[App and web page records]
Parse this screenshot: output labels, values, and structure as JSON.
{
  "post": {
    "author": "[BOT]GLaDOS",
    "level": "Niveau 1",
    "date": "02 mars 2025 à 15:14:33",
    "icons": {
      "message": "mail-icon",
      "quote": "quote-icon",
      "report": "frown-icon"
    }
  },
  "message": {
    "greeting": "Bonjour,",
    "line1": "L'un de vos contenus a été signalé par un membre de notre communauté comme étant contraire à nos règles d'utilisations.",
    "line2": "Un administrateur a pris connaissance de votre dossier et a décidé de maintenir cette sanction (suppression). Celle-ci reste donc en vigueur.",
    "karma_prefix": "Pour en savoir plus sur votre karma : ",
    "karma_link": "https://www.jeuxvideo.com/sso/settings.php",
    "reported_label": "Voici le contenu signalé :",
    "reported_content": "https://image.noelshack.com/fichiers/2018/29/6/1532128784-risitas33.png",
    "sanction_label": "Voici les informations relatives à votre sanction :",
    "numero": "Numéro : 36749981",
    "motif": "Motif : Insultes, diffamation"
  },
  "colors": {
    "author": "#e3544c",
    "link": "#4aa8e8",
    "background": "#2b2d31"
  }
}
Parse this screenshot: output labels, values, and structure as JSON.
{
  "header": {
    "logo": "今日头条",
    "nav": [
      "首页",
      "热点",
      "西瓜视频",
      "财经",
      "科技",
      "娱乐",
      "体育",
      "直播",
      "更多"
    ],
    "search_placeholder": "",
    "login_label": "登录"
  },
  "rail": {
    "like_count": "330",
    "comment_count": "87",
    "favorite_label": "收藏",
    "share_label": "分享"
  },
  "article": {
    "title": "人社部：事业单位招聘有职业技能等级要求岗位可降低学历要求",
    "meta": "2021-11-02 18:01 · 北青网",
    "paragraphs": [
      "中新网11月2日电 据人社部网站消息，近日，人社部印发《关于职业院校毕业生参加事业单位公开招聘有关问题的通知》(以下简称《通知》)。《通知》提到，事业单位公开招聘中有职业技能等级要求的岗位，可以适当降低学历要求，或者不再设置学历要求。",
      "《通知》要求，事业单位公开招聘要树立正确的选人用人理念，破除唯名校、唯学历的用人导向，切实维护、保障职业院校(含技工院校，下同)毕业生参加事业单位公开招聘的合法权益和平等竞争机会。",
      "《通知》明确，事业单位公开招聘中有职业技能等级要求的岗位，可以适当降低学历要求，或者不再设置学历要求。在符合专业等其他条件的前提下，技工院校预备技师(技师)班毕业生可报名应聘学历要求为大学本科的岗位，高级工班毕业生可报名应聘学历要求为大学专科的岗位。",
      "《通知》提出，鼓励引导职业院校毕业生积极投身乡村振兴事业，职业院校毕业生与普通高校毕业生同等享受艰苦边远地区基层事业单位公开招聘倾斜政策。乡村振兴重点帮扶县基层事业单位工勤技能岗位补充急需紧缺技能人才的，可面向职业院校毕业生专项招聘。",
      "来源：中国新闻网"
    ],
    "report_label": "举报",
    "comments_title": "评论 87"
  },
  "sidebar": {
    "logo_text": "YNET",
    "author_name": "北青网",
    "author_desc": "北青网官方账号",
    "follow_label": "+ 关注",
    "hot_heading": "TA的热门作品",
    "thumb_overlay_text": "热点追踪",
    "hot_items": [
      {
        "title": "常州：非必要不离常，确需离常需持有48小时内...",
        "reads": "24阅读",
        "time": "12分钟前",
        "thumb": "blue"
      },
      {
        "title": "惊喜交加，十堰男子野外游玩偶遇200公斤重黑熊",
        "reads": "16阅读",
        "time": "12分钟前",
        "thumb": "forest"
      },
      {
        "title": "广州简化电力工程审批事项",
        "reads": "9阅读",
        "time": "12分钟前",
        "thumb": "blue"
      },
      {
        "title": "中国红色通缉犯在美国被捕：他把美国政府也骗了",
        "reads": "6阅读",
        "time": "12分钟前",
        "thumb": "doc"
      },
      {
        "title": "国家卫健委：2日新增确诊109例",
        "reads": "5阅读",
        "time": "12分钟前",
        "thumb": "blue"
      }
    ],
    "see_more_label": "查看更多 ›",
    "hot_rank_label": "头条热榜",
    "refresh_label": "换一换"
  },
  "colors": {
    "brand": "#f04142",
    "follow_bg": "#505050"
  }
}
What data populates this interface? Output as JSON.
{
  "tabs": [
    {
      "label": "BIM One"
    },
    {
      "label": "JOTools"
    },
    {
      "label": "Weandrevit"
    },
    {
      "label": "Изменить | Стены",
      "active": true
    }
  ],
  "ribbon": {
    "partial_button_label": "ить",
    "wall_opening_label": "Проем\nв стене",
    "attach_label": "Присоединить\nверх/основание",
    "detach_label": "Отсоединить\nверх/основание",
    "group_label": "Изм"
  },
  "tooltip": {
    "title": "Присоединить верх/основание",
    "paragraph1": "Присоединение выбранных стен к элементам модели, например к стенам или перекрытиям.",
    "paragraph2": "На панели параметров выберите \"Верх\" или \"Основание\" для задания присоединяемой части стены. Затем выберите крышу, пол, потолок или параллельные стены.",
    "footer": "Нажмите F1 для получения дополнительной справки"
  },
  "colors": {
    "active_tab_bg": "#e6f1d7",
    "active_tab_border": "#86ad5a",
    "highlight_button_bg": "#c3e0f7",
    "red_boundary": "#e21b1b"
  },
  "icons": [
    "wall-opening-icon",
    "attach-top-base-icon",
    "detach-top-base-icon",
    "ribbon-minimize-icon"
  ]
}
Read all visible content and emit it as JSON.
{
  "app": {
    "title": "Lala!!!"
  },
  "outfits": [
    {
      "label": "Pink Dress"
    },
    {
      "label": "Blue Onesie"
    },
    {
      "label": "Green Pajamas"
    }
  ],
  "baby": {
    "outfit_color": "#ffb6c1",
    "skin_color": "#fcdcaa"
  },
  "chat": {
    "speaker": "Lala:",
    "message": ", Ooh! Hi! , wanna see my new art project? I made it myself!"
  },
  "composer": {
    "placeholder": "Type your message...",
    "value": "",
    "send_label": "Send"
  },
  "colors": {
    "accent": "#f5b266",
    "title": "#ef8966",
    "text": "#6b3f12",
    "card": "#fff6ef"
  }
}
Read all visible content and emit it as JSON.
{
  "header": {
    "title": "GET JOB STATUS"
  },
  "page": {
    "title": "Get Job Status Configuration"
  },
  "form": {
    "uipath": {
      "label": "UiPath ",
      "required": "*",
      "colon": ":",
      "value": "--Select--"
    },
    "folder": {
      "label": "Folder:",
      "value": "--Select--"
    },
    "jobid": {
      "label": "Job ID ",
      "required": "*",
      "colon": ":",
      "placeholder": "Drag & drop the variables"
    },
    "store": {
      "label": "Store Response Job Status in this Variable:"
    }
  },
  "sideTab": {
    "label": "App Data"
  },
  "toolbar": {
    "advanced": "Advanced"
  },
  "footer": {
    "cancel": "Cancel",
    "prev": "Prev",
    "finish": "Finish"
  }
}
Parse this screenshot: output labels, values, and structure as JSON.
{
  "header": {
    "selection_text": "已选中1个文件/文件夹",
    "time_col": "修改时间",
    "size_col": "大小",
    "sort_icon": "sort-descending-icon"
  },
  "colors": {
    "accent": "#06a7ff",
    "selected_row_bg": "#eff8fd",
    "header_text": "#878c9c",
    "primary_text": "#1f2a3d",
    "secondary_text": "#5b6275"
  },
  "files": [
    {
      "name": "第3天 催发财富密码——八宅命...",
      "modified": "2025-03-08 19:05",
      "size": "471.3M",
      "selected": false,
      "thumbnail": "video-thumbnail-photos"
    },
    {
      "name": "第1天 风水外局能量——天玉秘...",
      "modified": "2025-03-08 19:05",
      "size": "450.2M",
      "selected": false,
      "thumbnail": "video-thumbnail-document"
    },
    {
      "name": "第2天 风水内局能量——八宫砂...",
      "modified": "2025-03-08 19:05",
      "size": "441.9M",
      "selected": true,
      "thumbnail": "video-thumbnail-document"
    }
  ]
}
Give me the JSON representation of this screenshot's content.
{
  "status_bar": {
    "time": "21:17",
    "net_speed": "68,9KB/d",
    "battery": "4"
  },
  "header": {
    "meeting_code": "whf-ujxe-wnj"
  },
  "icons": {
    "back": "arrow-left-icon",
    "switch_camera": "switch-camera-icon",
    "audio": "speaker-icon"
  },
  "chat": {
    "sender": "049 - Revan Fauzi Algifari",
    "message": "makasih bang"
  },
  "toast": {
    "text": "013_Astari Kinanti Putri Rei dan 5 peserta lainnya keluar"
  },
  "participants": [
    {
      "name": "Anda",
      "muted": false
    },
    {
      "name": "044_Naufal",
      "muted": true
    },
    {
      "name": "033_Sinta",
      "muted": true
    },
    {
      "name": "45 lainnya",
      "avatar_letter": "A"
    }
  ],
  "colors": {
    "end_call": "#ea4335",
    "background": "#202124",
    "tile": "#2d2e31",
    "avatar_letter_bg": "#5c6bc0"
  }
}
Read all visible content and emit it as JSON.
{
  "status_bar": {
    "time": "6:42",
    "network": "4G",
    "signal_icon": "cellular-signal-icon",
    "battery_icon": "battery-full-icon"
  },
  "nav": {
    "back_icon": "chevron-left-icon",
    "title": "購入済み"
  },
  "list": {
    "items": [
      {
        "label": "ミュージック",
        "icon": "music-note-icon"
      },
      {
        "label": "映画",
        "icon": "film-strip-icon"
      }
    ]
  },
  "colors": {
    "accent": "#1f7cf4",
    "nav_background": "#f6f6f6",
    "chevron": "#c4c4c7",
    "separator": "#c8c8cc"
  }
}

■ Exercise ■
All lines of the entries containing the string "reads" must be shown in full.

■ Output of the task ■
        "reads": "24阅读",
        "reads": "16阅读",
        "reads": "9阅读",
        "reads": "6阅读",
        "reads": "5阅读",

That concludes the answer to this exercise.